Where the word "Swarup" shows up in a line below, that line is counted. State how many lines are counted, without any other words.

*** Opening of Source data ***

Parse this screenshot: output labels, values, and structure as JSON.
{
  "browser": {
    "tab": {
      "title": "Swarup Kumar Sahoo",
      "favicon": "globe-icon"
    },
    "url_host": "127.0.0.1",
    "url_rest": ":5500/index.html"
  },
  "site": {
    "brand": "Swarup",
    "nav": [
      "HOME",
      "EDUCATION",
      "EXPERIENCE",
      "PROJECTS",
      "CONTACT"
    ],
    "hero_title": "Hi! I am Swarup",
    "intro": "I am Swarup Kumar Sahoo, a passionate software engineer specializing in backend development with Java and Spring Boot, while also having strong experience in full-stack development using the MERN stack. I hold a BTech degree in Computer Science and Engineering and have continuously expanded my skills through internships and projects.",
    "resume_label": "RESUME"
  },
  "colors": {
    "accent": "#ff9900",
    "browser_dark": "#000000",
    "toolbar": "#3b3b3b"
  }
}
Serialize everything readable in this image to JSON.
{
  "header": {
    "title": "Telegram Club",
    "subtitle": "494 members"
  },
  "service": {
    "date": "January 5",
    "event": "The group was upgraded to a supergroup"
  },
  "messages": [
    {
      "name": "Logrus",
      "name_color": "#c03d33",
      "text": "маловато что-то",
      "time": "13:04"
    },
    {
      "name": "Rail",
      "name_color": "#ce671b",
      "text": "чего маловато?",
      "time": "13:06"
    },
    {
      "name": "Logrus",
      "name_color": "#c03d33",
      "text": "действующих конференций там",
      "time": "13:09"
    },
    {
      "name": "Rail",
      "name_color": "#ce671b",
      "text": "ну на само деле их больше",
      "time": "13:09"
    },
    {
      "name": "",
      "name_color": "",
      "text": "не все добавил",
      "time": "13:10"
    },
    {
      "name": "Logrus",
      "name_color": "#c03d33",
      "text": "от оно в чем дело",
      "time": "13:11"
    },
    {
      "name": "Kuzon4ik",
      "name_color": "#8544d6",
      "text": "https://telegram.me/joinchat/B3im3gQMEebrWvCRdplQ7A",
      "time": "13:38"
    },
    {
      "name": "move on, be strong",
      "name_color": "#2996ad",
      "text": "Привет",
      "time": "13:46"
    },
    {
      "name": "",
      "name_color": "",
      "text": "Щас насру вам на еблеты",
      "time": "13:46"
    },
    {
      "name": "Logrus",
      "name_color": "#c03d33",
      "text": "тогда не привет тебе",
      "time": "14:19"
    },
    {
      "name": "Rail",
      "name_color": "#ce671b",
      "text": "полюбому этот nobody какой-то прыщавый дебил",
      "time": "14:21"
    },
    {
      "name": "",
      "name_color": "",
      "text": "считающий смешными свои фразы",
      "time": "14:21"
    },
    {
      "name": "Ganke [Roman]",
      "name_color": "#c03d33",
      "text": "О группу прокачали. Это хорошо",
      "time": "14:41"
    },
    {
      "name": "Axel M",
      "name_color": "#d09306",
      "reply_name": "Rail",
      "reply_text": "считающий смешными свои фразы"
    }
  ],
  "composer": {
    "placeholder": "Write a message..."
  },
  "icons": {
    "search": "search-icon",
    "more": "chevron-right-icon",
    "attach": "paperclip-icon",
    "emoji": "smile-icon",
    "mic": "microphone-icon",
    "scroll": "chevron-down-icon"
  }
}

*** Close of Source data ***

• **Answer to this problem**
4